Grape plants developed by Agritope Inc. may be the solutionfor the thousands of acres of California wineries devastated bythe root-destroying bug phylloxora.
A subsidiary of Beaverton, Ore.-based Epitope Inc., Agritopeused its micropropagation and micrograft techniques for rapidproduction of resistant rootstock to develop more than 30rootstock and scion varieties.
Al Farrow, Agritope's president and chief executive, believesthat Agritope is the first company to hit upon a viable solutionfor phylloxera. He told BioWorld that six undisclosed majorCalifornia growers are using Agritope rootstocks as part of thecompany's grower evaluation program.
With no chemical method of controlling the vine-killing louse,replanting some 12,000 infested acres in California's Sonomaand Napa counties represents a costly and time-consumingprocedure.
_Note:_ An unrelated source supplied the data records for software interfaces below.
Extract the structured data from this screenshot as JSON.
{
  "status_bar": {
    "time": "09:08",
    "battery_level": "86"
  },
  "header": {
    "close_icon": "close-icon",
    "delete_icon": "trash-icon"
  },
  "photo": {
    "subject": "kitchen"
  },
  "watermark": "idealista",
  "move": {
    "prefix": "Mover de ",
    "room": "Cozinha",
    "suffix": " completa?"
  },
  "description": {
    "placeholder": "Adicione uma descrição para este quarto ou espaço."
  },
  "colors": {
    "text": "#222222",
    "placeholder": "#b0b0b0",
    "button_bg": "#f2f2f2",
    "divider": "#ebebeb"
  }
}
According to Farrow, until now there hasn't been a demand foralternative resistant rootstocks, aside from AXR1, with whichmost California vineyards are planted.
"The word about Phylloxera didn't get out quick enough here(in California), and now the problem is getting enough resistantrootstock to replant," Farrow said.
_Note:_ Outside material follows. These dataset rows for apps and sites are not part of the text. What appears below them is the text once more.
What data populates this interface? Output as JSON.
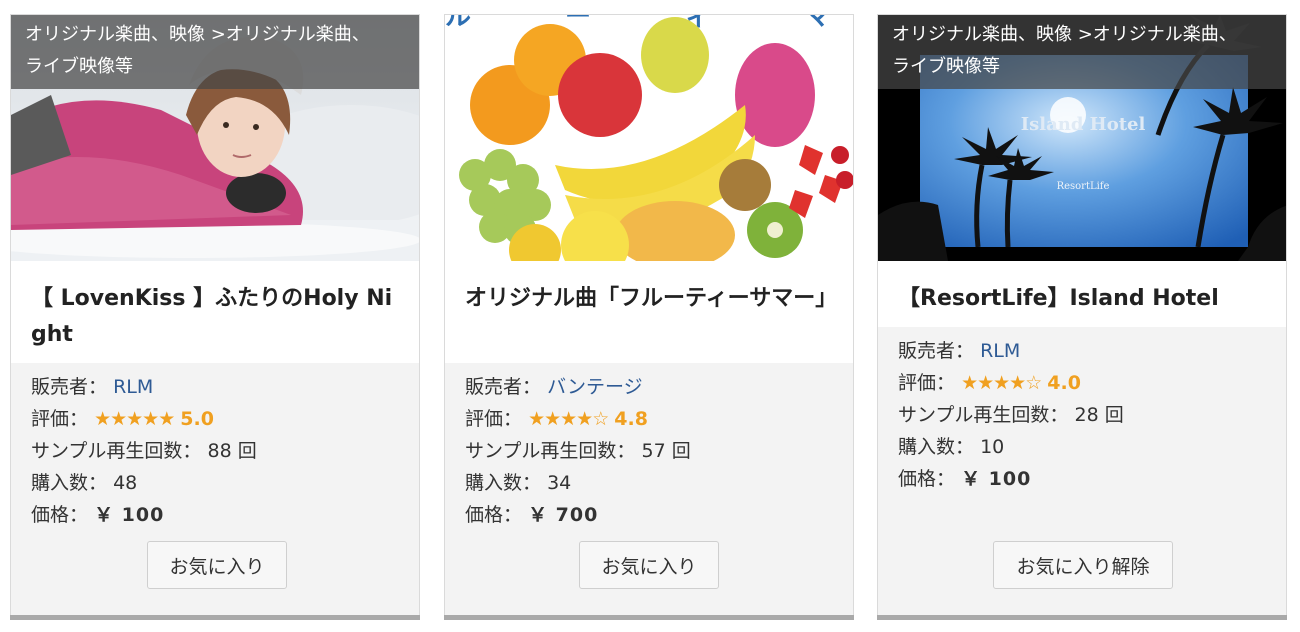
{
  "cards": [
    {
      "category": "オリジナル楽曲、映像 >オリジナル楽曲、\nライブ映像等",
      "title": "【 LovenKiss 】ふたりのHoly Night",
      "seller_label": "販売者：",
      "seller": "RLM",
      "rating_label": "評価：",
      "stars": "★★★★★",
      "rating": "5.0",
      "plays_label": "サンプル再生回数：",
      "plays": "88 回",
      "purchases_label": "購入数：",
      "purchases": "48",
      "price_label": "価格：",
      "price": "￥ 100",
      "button": "お気に入り"
    },
    {
      "category": "",
      "title": "オリジナル曲「フルーティーサマー」",
      "seller_label": "販売者：",
      "seller": "バンテージ",
      "rating_label": "評価：",
      "stars": "★★★★☆",
      "rating": "4.8",
      "plays_label": "サンプル再生回数：",
      "plays": "57 回",
      "purchases_label": "購入数：",
      "purchases": "34",
      "price_label": "価格：",
      "price": "￥ 700",
      "button": "お気に入り"
    },
    {
      "category": "オリジナル楽曲、映像 >オリジナル楽曲、\nライブ映像等",
      "title": "【ResortLife】Island Hotel",
      "thumb_text": "Island Hotel",
      "thumb_sub": "ResortLife",
      "seller_label": "販売者：",
      "seller": "RLM",
      "rating_label": "評価：",
      "stars": "★★★★☆",
      "rating": "4.0",
      "plays_label": "サンプル再生回数：",
      "plays": "28 回",
      "purchases_label": "購入数：",
      "purchases": "10",
      "price_label": "価格：",
      "price": "￥ 100",
      "button": "お気に入り解除"
    }
  ]
}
Agritope's grape plants, named Vitrovine, are produced viamicropropagation using a nodal culture method. Nodal tissuefound along the length of the stem can generate a whole plantand are used to produce new grape shoots. Each node grown inculture is used to produce a shoot with three to four "daughter"nodes, which may be divided into individual nodes for furthermultiplication.
Advantages of Agritope's technique include the ability toproduce a large number of grape shoots, as each multiplicationcycle requires only about four weeks. Also, the plant's geneticmakeup is not altered, so all clones remain true to type.
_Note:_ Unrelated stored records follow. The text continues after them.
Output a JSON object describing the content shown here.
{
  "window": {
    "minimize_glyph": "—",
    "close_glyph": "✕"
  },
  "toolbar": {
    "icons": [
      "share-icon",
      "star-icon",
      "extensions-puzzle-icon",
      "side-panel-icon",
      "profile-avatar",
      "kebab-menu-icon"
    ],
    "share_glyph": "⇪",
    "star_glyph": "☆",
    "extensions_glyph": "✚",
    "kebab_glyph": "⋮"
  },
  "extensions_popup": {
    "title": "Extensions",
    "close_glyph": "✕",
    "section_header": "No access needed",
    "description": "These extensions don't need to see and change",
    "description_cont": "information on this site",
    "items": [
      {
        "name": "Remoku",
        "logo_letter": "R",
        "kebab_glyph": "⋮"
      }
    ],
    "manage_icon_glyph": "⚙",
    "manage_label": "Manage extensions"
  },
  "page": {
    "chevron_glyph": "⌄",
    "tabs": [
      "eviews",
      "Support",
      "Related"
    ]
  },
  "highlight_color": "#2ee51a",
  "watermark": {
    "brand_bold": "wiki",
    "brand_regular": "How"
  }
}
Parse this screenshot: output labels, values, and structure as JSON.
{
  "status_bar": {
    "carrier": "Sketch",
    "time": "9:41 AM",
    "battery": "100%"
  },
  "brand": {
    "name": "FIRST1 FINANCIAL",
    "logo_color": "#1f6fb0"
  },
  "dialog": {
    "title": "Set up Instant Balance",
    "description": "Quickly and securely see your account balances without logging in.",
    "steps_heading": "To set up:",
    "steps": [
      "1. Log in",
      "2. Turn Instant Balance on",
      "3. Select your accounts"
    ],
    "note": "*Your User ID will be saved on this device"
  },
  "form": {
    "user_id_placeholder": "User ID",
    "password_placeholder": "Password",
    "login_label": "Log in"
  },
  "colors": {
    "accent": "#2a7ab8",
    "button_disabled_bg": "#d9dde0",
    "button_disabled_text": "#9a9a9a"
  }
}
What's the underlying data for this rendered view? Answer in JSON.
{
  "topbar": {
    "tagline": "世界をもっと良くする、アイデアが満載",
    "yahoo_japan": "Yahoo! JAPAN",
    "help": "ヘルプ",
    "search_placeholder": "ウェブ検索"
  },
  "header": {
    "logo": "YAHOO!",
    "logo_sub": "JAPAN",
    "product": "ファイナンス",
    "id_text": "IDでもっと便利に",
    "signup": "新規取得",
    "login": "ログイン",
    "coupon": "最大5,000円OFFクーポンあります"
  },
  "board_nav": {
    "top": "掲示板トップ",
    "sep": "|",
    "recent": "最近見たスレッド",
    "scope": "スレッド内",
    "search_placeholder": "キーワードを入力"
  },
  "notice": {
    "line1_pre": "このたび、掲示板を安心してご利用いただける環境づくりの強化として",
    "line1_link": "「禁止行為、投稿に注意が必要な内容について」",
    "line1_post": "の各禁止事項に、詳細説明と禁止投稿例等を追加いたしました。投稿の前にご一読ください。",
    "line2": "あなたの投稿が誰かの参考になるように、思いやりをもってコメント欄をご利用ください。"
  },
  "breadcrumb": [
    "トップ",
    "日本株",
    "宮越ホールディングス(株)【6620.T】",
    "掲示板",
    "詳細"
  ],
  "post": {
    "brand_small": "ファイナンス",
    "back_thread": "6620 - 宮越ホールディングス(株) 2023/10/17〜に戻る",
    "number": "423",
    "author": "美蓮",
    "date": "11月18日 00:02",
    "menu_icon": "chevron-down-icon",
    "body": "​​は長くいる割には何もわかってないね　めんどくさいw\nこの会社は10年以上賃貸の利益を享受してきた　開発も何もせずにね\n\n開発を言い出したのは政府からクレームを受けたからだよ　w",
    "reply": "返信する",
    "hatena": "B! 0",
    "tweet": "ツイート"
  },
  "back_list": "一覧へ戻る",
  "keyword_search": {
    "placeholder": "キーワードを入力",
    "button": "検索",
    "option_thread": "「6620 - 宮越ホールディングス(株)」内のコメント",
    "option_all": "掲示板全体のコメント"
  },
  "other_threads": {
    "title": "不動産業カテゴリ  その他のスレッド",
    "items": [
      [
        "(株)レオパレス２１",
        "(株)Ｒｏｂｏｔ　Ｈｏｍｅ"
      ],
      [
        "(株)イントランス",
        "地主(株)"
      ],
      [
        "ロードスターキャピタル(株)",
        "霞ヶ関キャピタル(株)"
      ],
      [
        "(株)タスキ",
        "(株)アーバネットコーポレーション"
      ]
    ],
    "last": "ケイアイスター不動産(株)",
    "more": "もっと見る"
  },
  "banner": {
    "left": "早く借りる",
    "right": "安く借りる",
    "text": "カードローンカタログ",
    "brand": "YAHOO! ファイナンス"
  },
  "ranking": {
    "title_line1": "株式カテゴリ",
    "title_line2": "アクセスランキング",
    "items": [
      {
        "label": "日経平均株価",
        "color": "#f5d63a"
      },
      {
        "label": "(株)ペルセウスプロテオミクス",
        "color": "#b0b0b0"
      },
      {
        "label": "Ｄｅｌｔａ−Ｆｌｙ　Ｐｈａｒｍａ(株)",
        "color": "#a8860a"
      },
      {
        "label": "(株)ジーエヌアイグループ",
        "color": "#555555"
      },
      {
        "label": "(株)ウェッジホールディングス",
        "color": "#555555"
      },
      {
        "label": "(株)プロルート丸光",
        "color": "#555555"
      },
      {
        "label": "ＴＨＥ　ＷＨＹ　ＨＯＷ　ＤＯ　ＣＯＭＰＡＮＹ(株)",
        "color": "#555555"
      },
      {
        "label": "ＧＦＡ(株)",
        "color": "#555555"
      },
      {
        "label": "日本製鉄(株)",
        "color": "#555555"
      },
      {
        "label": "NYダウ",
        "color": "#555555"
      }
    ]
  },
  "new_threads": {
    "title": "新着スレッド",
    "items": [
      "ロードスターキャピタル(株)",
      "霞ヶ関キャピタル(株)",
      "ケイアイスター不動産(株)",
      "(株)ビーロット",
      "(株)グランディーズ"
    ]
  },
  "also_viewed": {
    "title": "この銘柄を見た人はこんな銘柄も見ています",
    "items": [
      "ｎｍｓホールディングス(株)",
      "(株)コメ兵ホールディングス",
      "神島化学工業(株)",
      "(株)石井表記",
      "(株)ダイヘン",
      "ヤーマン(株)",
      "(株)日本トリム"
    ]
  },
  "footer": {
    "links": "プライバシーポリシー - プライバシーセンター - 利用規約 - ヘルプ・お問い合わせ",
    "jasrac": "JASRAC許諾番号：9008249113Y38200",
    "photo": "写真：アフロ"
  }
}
The company's micrograft technique eliminates the traditionaltwo-year maturation process required for grafting the youngscion material to rootstock.
Having to produce consistent varietal characteristics andmillions of disease-free plants in the same time that it takes togrow 100 plants by traditional methods is putting heavydemands on Agritope's micropropagated rootstocks, bothcommercially and for research, Farrow said.
"Some companies have already placed orders with us for the1992-93 growing season, at a cost anywhere between 50 centsand $6 per rootstock," said Farrow.
John De Benedictus of the University of California, Davis,phylloxera task force set up in 1989 to investigate the plague,said replanting vineyards with Phylloxera-resistant rootstock iscurrently the only method to offset vine losses. He estimatedthe cost of restocking Napa and Sonoma vineyards at between$18,000 to $24,000 per acre.
Although he has confidence in Agritope's technology, ChuckWagner, general manager at Caymus Vineyards in Napa, saidAgritope's prices may be too high. "I don't think the marketwill bear costs as high as $6, especially when you considerwe're planting over 1,000 vines per acre."
Wagner said 600 experimental vines planted at Caymus lastyear are doing very well, and his only apprehension is that theidea is new. "Farmer's like to see what their neighbor is doingfirst,"said Wagner. "There's no doubt that Agritope's rootstockworks, but cost is a question."
Pete Optaz, vineyard manager at Chateau St. Jean of Kenwood,Calif., said that Agritope's technology offers options for growersto maintain diverse plant varieties. "I think Agritope presentsitself as a solution (to phylloxera)," he said. "They're the oneswilling to present themselves as the first to use in-vitropropagation."
Optaz does not think the current problem is as great as someanalysts do. Supply of grapes in the short term is notsignificant, said Optaz, because of a current market glut of winegrapes. Some estimates have placed grape shortfalls as high as40 percent, which Optaz agreed would be a serious problem.But he estimates a shortfall of no more than 10 percent to 15percent.
Agritope has a patent pending for the method ofmicropropagation with grapes, but Farrow could not givedetails as to when the patent was filed or other related patentsthat the company has pending.
Farrow said the company's future plans include a projectfocusing on two approaches to destroy the bug.
Farrow said that one of Agritope's method uses geneticallyengineered plants resistant to all phylloxera biotypes of thelouse so that even if it mutated, a plant's resistancecharacteristic would not be affected. He declined to discuss thesecond approach, but said that it would not use geneticengineering techniques.
-- Michelle Slade Associate Editor
(c) 1997 American Health Consultants. All rights reserved.